There are four basic factors to consider when deciding whether or not to outsource a function like billing, says Elizabeth Woodcock, FACMPE, an Atlanta-based health care consultant and a member of the American College of Medical Practice Executives. They are:
1. Control. "Do the physicians have the ability to control the quality of the outsourcing product or service?" asks Woodcock. This is especially important with billing, a process for which physicians are responsible whether it is managed in-house or at an outside billing service.
2. Performance. Will the quality of the outsourcing service be equal to or better than what’s being done in-house? For something like billing, one way to measure the performance of an outside service against in-house staff is to compare the two based on three critical indicators: accounts receivable over 120 days, days in accounts receivable, and adjusted collection rate. All other things being equal, if the vendor does better at these tasks than your current in-house staff, you may want to contract out your billing function.
3. Communication. How well does the contractor understand your practice, anticipate problems, and respond to your questions? What has been the experience of other practices that have used the contractor’s services?
4. Cost. Is the cost of the product or service at least equal to — and preferably less than — the cost of managing the product or service in-house? Typically, billing costs range from an average of around 4% of revenue for surgery practices to 8% for primary care and most specialists.
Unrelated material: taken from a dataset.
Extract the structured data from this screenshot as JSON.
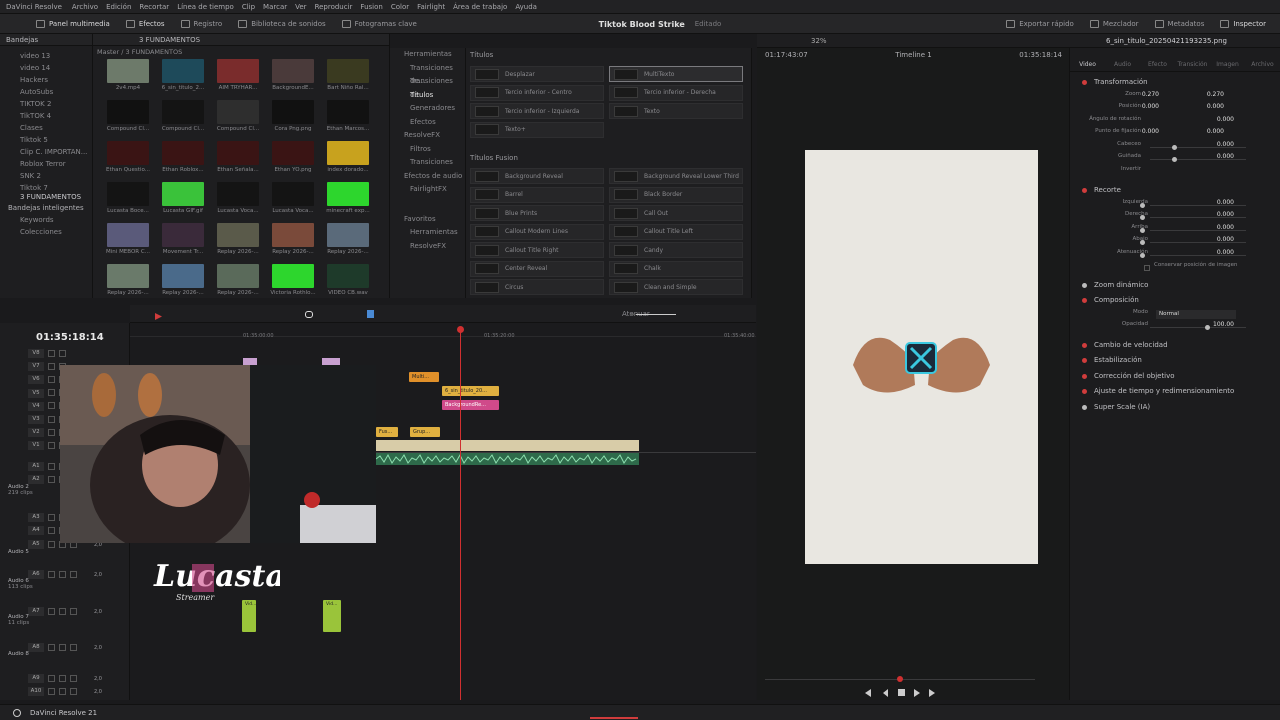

According to the Medical Group Management Association (MGMA) in Englewood, CO, just 13% of all medical groups outsource their billing function. Of the groups with superior record of accounts receivable performance, only 3.23% use an outside billing service, notes the MGMA.